Justice and respect for all living beings is the ideal focus. Regardless of how various factions approach the problem, if we stand steady with a message of all beings’ rights not to be owned or used—no exceptions, no excuses—we’ll at least be on the ethical high road.
~ Leah Comerford (November 7, 2011)

The only logical way to end the exploitation of nonhumans
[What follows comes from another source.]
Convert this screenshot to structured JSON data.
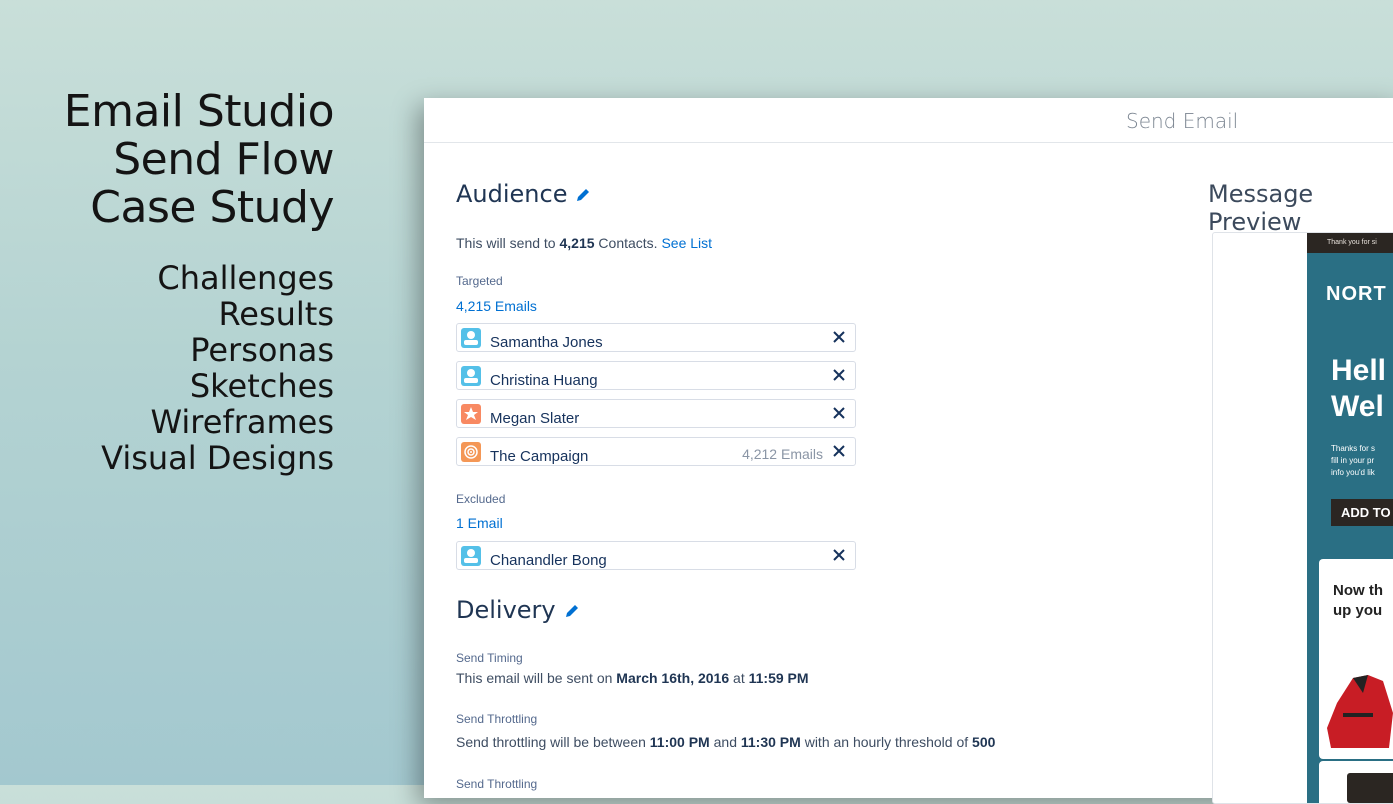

I’m 60 years of age and became a vegan less than a year ago, rather late in life unfortunately. I immediately embraced abolitionism as it seems the only logical way to end the exploitation of nonhumans. I have run an environmental management consultancy for over 20 years and live in Essex in the UK. Virtually all my advocacy is done face-to-face and I recently delivered the message to over 300 people in a series of workplace presentations at the invitation of one of my clients. At some point I would like to get involved with running a vegan stall and I’m exploring the possibility of participating in vegan education talks in schools. Any change is exponential and every vegan created accelerates the momentum of that change.
~ Alan O’Reilly (November 6, 2011)